> **Exercise brief**
Across the following data, how many lines include the string "this"? Reply with the number and nothing more.

[Opening Data supplied section]

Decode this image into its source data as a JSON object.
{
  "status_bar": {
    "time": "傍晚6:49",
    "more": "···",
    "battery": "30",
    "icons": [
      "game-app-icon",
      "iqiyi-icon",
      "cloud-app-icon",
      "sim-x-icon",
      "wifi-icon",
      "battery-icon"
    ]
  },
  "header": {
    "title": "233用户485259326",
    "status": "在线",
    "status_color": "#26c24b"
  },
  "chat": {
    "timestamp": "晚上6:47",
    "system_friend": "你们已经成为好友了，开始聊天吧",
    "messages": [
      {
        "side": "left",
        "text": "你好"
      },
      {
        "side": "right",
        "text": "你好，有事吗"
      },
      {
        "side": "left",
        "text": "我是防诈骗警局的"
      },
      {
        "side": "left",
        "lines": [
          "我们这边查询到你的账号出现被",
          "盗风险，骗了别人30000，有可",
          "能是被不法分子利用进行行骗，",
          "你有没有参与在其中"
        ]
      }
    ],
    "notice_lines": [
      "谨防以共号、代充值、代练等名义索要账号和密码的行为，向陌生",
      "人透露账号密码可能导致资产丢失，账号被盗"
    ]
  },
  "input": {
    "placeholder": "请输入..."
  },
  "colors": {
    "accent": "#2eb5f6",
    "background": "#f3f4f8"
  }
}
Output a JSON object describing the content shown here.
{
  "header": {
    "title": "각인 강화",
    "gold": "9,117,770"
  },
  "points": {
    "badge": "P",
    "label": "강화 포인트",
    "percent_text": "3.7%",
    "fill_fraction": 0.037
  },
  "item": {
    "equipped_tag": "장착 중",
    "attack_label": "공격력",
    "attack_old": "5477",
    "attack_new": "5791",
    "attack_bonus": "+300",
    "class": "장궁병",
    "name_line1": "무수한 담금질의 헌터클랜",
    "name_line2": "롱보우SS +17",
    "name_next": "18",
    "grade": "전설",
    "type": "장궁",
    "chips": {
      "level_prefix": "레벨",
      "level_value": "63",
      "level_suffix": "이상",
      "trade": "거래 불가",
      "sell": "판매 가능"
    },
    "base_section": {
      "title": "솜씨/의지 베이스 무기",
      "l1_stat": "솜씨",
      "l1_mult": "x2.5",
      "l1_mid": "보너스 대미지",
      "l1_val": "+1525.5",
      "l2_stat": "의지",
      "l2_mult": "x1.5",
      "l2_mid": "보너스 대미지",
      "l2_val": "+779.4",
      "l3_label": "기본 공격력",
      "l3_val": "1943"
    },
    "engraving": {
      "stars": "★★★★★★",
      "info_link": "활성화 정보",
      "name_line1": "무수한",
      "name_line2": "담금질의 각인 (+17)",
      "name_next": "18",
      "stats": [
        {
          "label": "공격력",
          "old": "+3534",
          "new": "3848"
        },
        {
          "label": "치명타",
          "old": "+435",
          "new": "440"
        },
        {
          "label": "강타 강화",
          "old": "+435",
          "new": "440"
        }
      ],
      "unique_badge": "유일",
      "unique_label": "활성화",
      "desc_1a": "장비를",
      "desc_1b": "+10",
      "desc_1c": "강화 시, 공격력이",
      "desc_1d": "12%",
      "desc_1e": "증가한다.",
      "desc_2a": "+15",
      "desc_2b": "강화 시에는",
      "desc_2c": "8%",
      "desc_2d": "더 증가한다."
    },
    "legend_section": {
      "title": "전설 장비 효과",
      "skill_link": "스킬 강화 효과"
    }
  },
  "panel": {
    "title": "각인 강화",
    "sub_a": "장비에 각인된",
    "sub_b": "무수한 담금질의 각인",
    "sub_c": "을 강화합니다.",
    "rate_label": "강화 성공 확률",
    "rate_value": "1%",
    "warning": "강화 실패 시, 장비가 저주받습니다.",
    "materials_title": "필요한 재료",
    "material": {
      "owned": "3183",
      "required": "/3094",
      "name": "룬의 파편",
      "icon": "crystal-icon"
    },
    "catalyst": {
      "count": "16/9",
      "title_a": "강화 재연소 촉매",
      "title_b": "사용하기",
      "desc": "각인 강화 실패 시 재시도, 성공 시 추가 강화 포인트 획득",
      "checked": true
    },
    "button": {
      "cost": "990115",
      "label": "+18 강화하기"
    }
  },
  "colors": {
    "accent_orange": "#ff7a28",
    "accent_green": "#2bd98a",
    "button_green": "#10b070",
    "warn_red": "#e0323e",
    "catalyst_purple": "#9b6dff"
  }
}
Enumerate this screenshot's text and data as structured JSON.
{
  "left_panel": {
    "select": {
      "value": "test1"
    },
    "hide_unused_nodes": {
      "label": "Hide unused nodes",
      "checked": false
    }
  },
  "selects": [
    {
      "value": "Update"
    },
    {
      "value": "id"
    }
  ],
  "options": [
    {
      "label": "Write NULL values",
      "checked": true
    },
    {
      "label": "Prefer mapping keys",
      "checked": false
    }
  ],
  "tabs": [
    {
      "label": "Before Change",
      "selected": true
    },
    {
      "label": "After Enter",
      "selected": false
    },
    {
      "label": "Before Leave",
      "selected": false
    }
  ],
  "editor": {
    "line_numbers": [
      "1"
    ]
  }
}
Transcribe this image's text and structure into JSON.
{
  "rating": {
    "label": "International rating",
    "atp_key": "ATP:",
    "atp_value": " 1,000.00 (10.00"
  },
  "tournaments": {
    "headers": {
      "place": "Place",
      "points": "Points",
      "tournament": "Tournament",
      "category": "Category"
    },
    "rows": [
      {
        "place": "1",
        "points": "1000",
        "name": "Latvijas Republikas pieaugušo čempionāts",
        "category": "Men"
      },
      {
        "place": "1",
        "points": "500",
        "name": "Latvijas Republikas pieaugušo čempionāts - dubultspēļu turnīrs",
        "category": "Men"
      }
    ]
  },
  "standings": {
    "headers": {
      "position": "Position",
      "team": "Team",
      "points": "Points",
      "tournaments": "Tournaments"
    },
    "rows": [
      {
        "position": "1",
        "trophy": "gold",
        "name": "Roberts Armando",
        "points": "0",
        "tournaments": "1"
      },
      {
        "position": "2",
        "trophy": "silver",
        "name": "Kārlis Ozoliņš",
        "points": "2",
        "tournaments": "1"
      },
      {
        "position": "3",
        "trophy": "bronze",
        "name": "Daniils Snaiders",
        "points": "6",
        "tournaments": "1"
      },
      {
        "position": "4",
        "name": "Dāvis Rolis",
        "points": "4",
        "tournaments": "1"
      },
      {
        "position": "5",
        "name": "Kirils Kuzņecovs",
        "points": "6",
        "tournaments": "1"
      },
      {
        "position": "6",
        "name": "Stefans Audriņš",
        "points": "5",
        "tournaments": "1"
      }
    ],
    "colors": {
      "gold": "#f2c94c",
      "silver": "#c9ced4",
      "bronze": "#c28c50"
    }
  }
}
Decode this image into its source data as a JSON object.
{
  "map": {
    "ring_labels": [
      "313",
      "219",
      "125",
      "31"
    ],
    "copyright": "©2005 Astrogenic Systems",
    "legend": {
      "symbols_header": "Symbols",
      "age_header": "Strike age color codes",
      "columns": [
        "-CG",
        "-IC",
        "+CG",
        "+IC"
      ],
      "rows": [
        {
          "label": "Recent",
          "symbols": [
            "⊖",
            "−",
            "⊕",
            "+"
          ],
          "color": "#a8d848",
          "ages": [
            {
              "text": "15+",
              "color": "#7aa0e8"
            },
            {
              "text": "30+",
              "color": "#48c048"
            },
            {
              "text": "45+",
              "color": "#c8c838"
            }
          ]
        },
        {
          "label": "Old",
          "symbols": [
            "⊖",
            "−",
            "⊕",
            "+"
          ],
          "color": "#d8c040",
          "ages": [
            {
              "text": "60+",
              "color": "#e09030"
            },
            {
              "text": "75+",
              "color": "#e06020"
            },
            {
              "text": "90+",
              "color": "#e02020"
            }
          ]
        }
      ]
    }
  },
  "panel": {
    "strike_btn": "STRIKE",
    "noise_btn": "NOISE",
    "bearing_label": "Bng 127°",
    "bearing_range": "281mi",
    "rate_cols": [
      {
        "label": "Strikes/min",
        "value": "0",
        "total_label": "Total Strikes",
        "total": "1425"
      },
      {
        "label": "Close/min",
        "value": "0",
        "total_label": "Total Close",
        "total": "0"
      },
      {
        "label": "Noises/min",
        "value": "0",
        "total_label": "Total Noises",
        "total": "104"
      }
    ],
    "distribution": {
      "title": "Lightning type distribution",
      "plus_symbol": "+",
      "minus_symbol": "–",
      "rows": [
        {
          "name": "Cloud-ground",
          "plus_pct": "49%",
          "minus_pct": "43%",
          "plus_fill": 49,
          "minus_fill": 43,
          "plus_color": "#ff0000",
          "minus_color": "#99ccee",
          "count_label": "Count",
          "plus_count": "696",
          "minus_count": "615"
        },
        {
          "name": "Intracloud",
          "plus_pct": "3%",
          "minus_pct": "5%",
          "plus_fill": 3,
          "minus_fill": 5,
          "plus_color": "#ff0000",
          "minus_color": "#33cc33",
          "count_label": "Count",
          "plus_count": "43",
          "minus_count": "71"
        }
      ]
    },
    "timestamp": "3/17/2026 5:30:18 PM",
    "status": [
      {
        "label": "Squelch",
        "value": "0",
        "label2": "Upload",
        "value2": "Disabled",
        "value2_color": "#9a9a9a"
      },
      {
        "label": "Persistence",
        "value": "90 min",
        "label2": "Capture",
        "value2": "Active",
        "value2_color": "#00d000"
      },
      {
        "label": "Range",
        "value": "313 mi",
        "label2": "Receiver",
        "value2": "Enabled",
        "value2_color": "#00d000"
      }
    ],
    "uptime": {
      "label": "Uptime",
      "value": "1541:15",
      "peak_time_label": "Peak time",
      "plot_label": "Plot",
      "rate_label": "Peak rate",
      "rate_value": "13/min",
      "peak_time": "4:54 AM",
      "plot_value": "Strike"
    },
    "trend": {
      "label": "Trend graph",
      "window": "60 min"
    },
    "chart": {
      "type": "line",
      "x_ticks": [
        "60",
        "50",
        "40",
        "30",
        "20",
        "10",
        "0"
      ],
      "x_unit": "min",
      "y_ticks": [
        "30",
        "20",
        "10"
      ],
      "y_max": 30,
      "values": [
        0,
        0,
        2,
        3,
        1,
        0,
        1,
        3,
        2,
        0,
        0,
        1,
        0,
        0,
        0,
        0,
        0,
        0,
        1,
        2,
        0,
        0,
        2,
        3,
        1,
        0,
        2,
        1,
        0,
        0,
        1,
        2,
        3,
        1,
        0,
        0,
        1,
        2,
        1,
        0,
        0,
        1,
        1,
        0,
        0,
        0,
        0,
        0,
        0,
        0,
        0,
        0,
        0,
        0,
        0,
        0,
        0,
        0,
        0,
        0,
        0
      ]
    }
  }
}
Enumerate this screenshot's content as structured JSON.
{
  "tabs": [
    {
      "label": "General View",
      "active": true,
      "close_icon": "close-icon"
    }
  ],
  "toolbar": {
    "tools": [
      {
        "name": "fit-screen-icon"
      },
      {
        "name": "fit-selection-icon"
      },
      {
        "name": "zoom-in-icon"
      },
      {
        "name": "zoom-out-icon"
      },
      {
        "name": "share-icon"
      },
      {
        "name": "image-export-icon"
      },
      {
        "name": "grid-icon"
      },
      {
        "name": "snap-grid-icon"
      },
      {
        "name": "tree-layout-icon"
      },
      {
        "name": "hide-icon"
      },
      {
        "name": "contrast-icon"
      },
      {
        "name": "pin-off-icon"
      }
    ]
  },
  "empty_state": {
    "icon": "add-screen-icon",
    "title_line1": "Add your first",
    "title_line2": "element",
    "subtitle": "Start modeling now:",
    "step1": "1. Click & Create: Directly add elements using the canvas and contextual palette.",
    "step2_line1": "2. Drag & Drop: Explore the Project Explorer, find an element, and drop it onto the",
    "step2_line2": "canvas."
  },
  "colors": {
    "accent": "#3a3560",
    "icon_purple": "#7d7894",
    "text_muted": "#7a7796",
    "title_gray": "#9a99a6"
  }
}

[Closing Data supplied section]

> **Task result**
5